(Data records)
________________________
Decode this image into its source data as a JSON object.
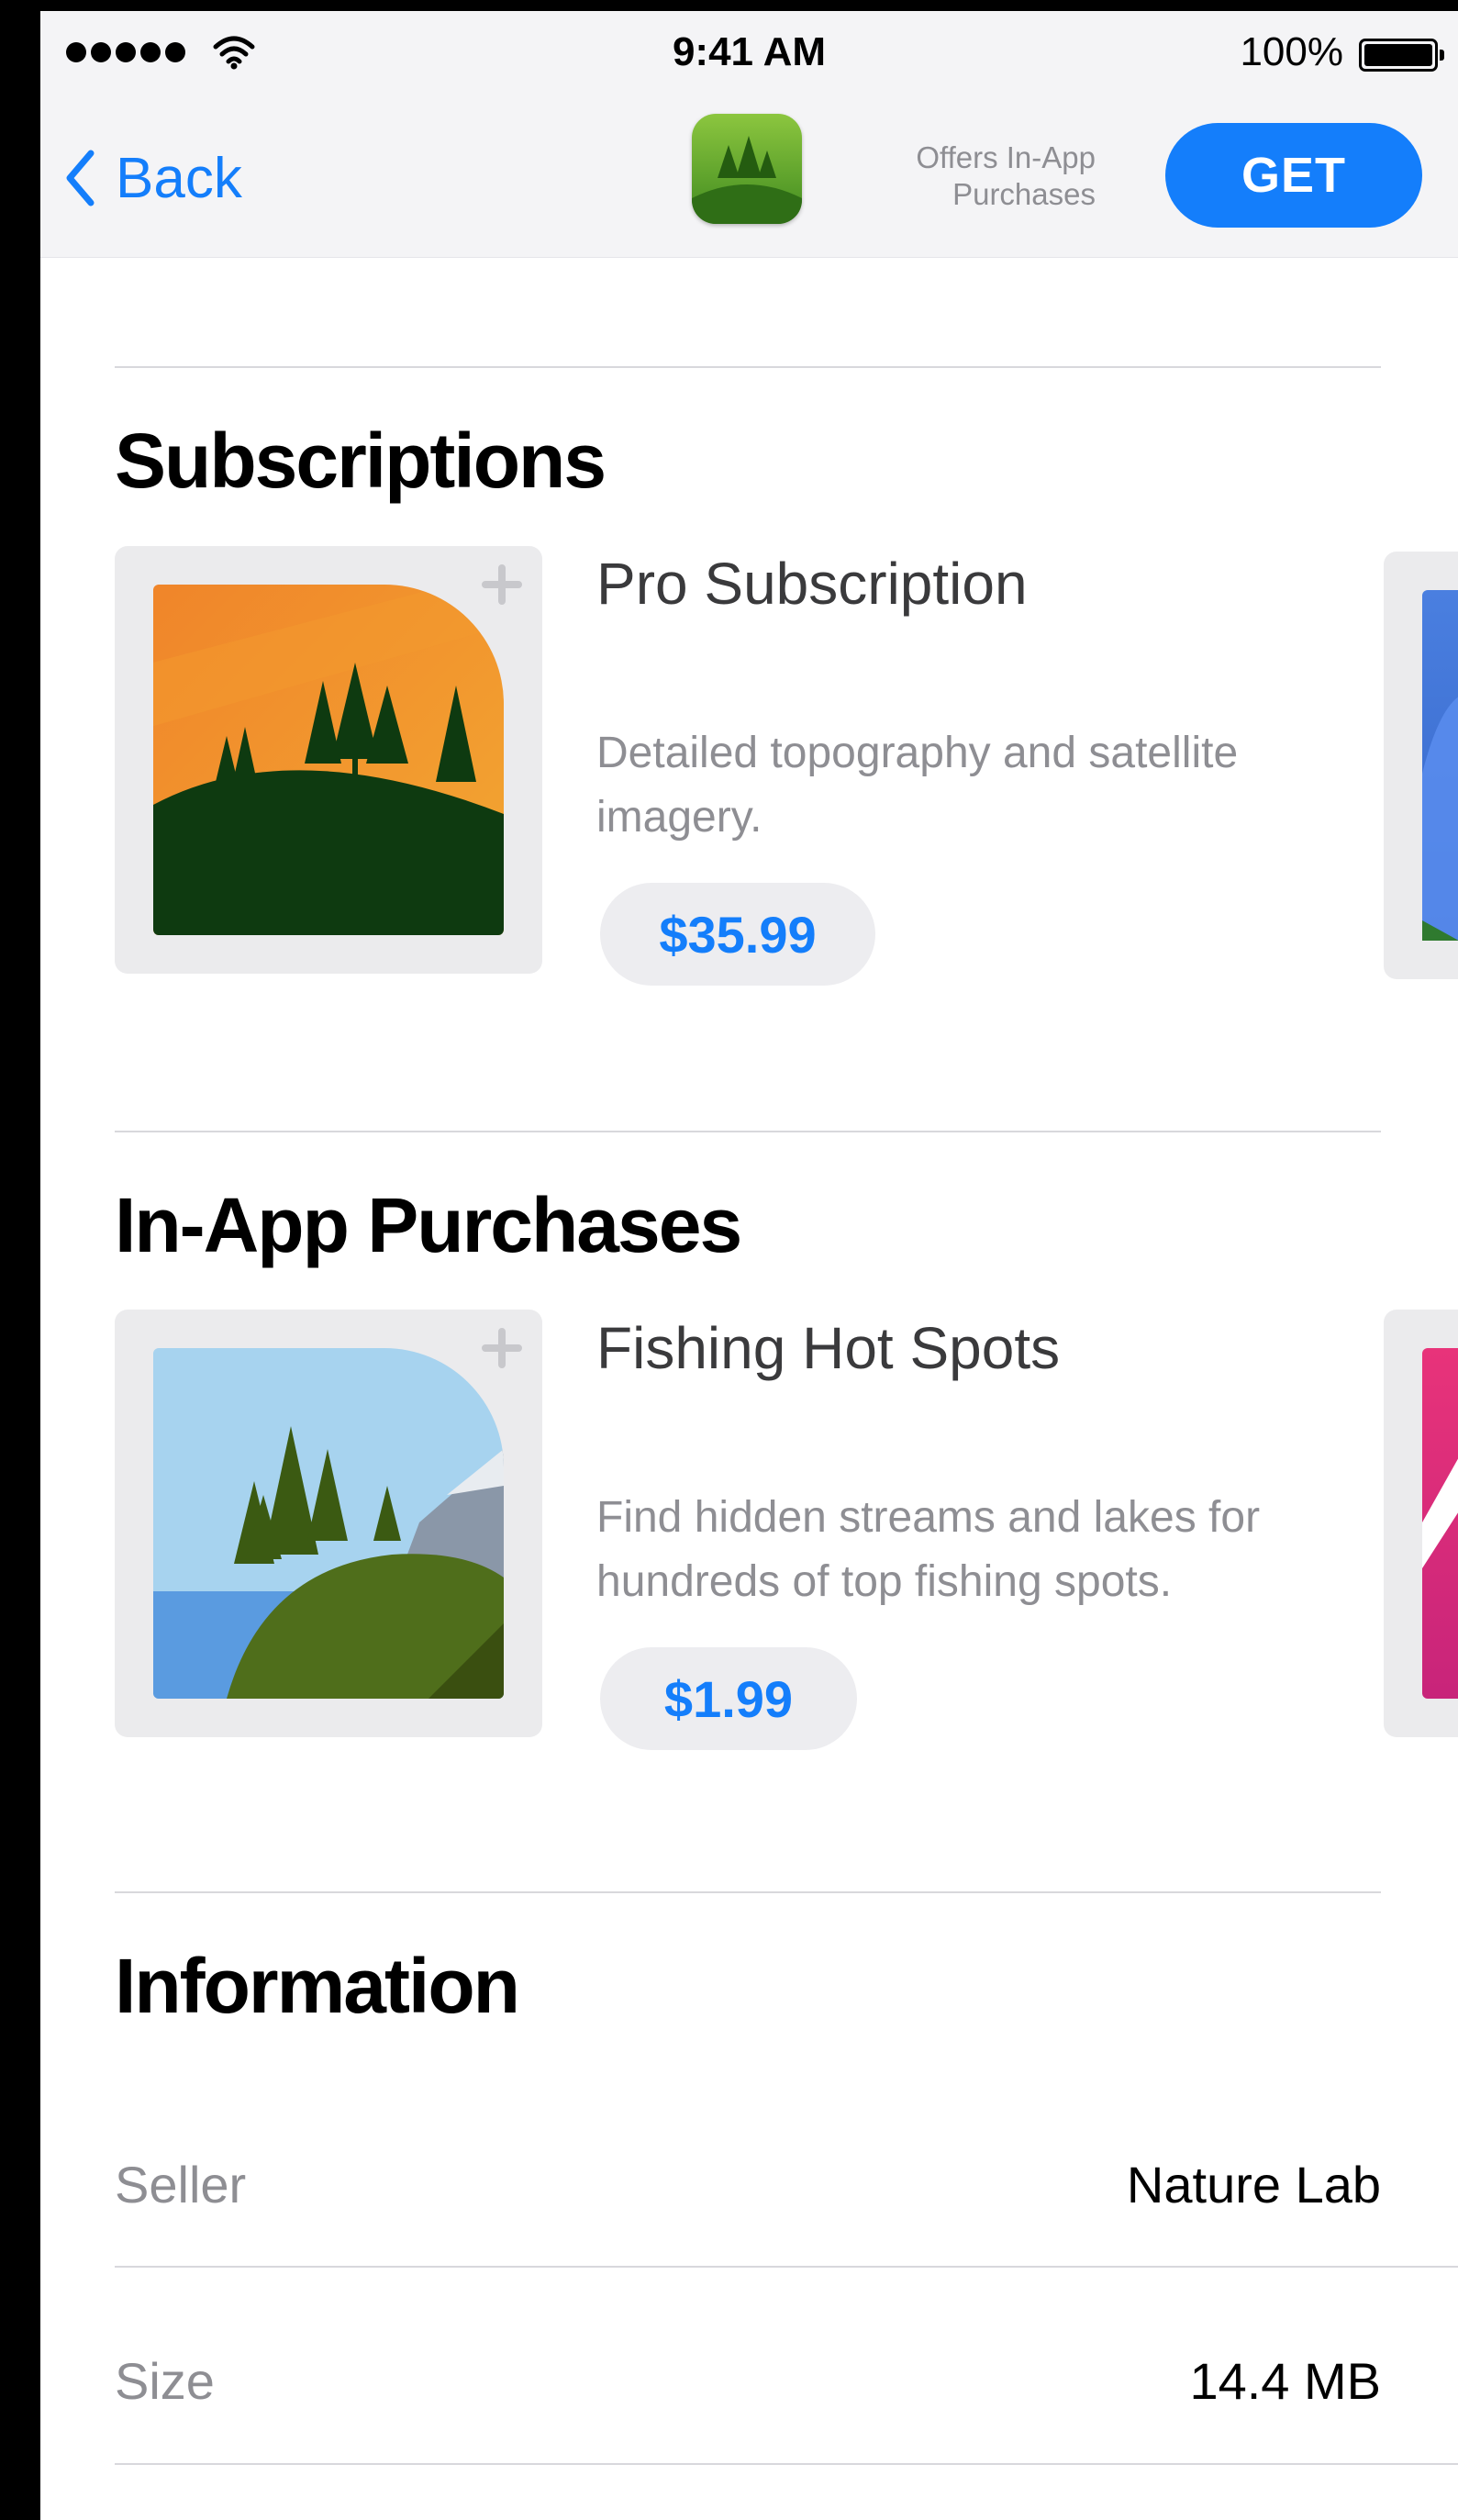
{
  "status_bar": {
    "time": "9:41 AM",
    "battery_percent": "100%",
    "signal_bars": 5,
    "icons": [
      "signal-dots-icon",
      "wifi-icon",
      "battery-icon"
    ]
  },
  "nav": {
    "back_label": "Back",
    "back_icon": "chevron-left-icon",
    "app_icon": "forest-app-icon",
    "in_app_note": "Offers In-App Purchases",
    "get_label": "GET"
  },
  "subscriptions": {
    "title": "Subscriptions",
    "item": {
      "name": "Pro Subscription",
      "description": "Detailed topography and satellite imagery.",
      "price": "$35.99",
      "image": "sunset-forest-hill-image"
    }
  },
  "in_app_purchases": {
    "title": "In-App Purchases",
    "item": {
      "name": "Fishing Hot Spots",
      "description": "Find hidden streams and lakes for hundreds of top fishing spots.",
      "price": "$1.99",
      "image": "lake-forest-image"
    }
  },
  "information": {
    "title": "Information",
    "rows": [
      {
        "label": "Seller",
        "value": "Nature Lab"
      },
      {
        "label": "Size",
        "value": "14.4 MB"
      }
    ]
  },
  "colors": {
    "accent": "#147efb",
    "secondary_text": "#8e8e93",
    "card_background": "#ebebed",
    "pill_background": "#ededf0"
  }
}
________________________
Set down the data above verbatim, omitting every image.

SOLUTION —
Decode this image into its source data as a JSON object.
{
  "status_bar": {
    "time": "9:41 AM",
    "battery_percent": "100%",
    "signal_bars": 5,
    "icons": [
      "signal-dots-icon",
      "wifi-icon",
      "battery-icon"
    ]
  },
  "nav": {
    "back_label": "Back",
    "back_icon": "chevron-left-icon",
    "app_icon": "forest-app-icon",
    "in_app_note": "Offers In-App Purchases",
    "get_label": "GET"
  },
  "subscriptions": {
    "title": "Subscriptions",
    "item": {
      "name": "Pro Subscription",
      "description": "Detailed topography and satellite imagery.",
      "price": "$35.99",
      "image": "sunset-forest-hill-image"
    }
  },
  "in_app_purchases": {
    "title": "In-App Purchases",
    "item": {
      "name": "Fishing Hot Spots",
      "description": "Find hidden streams and lakes for hundreds of top fishing spots.",
      "price": "$1.99",
      "image": "lake-forest-image"
    }
  },
  "information": {
    "title": "Information",
    "rows": [
      {
        "label": "Seller",
        "value": "Nature Lab"
      },
      {
        "label": "Size",
        "value": "14.4 MB"
      }
    ]
  },
  "colors": {
    "accent": "#147efb",
    "secondary_text": "#8e8e93",
    "card_background": "#ebebed",
    "pill_background": "#ededf0"
  }
}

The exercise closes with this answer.